nachricht The personality factor: How to foster the sharing of research data
06.09.2017 | ZBW – Leibniz-Informationszentrum Wirtschaft

All articles from Studies and Analyses >>>

The most recent press releases about innovation >>>

Die letzten 5 Focus-News des innovations-reports im Überblick:

Im Focus: Neutron star merger directly observed for the first time

University of Maryland researchers contribute to historic detection of gravitational waves and light created by event

On August 17, 2017, at 12:41:04 UTC, scientists made the first direct observation of a merger between two neutron stars--the dense, collapsed cores that remain...

Im Focus: Breaking: the first light from two neutron stars merging

Seven new papers describe the first-ever detection of light from a gravitational wave source.
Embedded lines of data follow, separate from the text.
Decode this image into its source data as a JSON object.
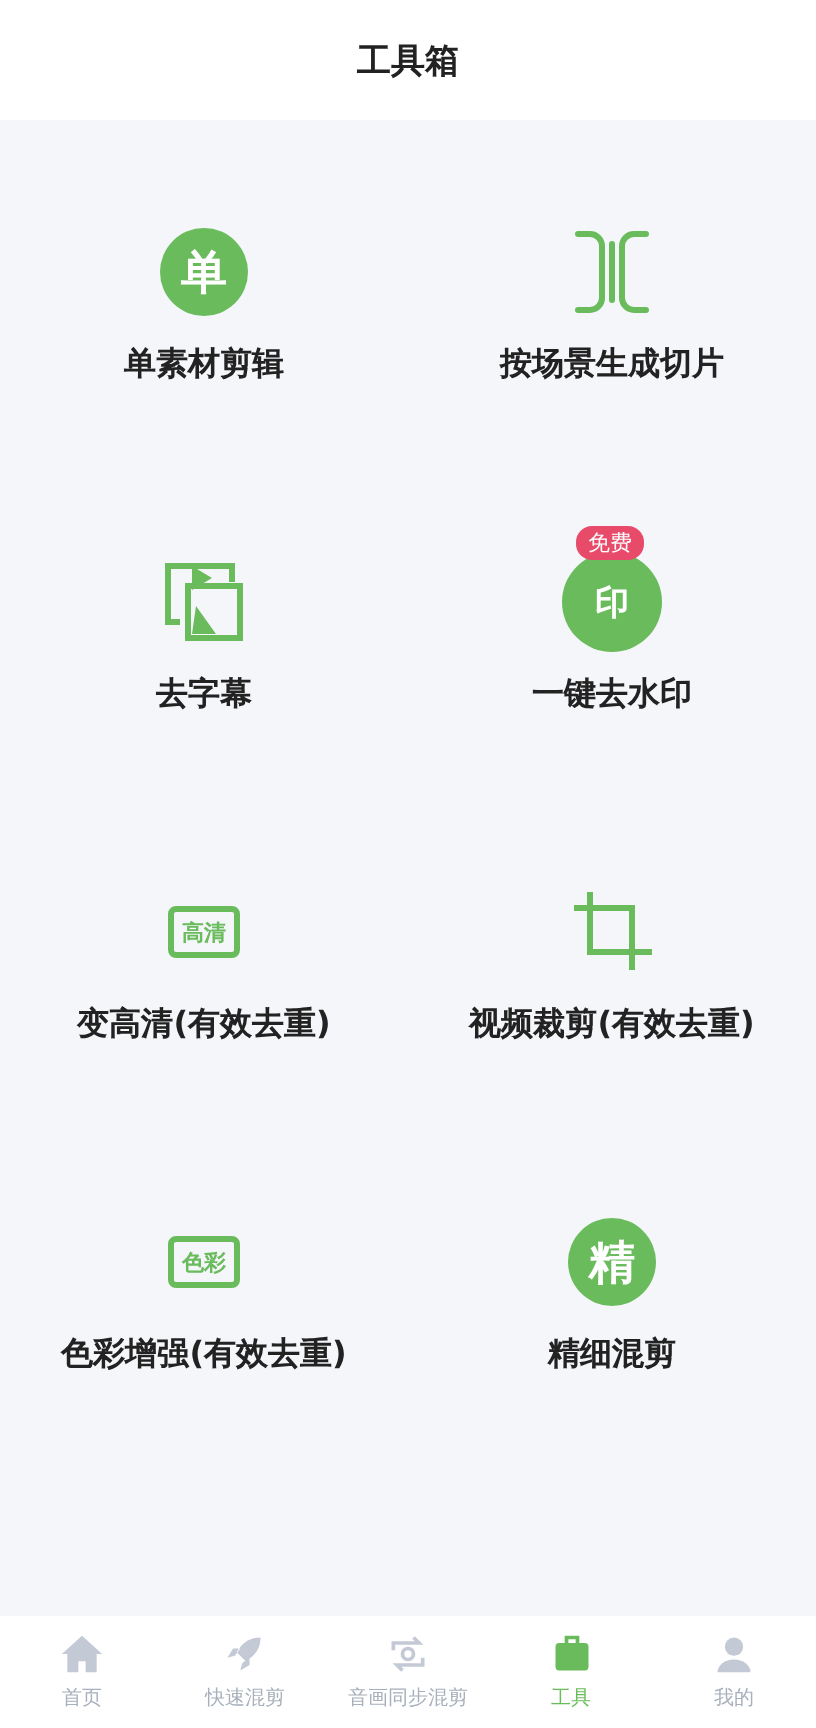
{
  "header": {
    "title": "工具箱"
  },
  "tool_rows": [
    {
      "tools": [
        {
          "label": "单素材剪辑",
          "icon": {
            "kind": "circle",
            "glyph": "单"
          }
        },
        {
          "label": "按场景生成切片",
          "icon": {
            "kind": "split"
          }
        }
      ]
    },
    {
      "tools": [
        {
          "label": "去字幕",
          "icon": {
            "kind": "frames"
          }
        },
        {
          "label": "一键去水印",
          "icon": {
            "kind": "stamp",
            "glyph": "印"
          },
          "badge": "免费"
        }
      ]
    },
    {
      "tools": [
        {
          "label": "变高清(有效去重)",
          "icon": {
            "kind": "boxed",
            "glyph": "高清"
          }
        },
        {
          "label": "视频裁剪(有效去重)",
          "icon": {
            "kind": "crop"
          }
        }
      ]
    },
    {
      "tools": [
        {
          "label": "色彩增强(有效去重)",
          "icon": {
            "kind": "boxed",
            "glyph": "色彩"
          }
        },
        {
          "label": "精细混剪",
          "icon": {
            "kind": "circle",
            "glyph": "精"
          }
        }
      ]
    }
  ],
  "tab_bar": [
    {
      "label": "首页",
      "kind": "home",
      "selected": false
    },
    {
      "label": "快速混剪",
      "kind": "rocket",
      "selected": false
    },
    {
      "label": "音画同步混剪",
      "kind": "sync",
      "selected": false
    },
    {
      "label": "工具",
      "kind": "tools",
      "selected": true
    },
    {
      "label": "我的",
      "kind": "user",
      "selected": false
    }
  ]
}
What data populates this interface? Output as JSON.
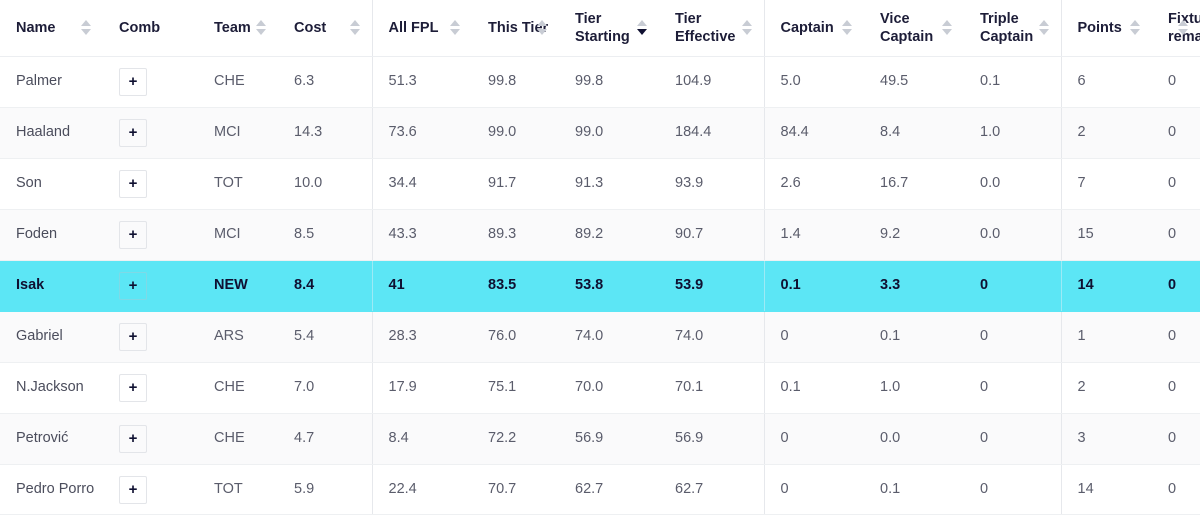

The event, caused by two neutron stars colliding and merging together, was dubbed GW170817 because it sent ripples through space-time that reached Earth on 2017 August 17. Around the world, hundreds of excited astronomers mobilized quickly and were able to observe the event using numerous telescopes, providing a wealth of new data.

Previous detections of gravitational waves have all involved the merger of two black holes, a feat that won the 2017 Nobel Prize in Physics earlier this month....

Im Focus: Smart sensors for efficient processes

Material defects in end products can quickly result in failures in many areas of industry, and have a massive impact on the safe use of their products. This is why, in the field of quality assurance, intelligent, nondestructive sensor systems play a key role. They allow testing components and parts in a rapid and cost-efficient manner without destroying the actual product or changing its surface. Experts from the Fraunhofer IZFP in Saarbrücken will be presenting two exhibits at the Blechexpo in Stuttgart from 7–10 November 2017 that allow fast, reliable, and automated characterization of materials and detection of defects (Hall 5, Booth 5306).

When quality testing uses time-consuming destructive test methods, it can result in enormous costs due to damaging or destroying the products. And given that...

Im Focus: Cold molecules on collision course

Using a new cooling technique MPQ scientists succeed at observing collisions in a dense beam of cold and slow dipolar molecules.

How do chemical reactions proceed at extremely low temperatures? The answer requires the investigation of molecular samples that are cold, dense, and slow at...

Im Focus: Shrinking the proton again!

Scientists from the Max Planck Institute of Quantum Optics, using high precision laser spectroscopy of atomic hydrogen, confirm the surprisingly small value of the proton radius determined from muonic hydrogen.

It was one of the breakthroughs of the year 2010: Laser spectroscopy of muonic hydrogen resulted in a value for the proton charge radius that was significantly...

All Focus news of the innovation-report >>>

Anzeige

Anzeige

Event News

ASEAN Member States discuss the future role of renewable energy

17.10.2017 | Event News

World Health Summit 2017: International experts set the course for the future of Global Health

10.10.2017 | Event News

Climate Engineering Conference 2017 Opens in Berlin

10.10.2017 | Event News

 
Latest News

Terahertz spectroscopy goes nano

20.10.2017 | Information Technology

Strange but true: Turning a material upside down can sometimes make it softer

20.10.2017 | Materials Sciences

NRL clarifies valley polarization for electronic and optoelectronic technologies

20.10.2017 | Interdisciplinary Research

VideoLinks
B2B-VideoLinks
More VideoLinks >>>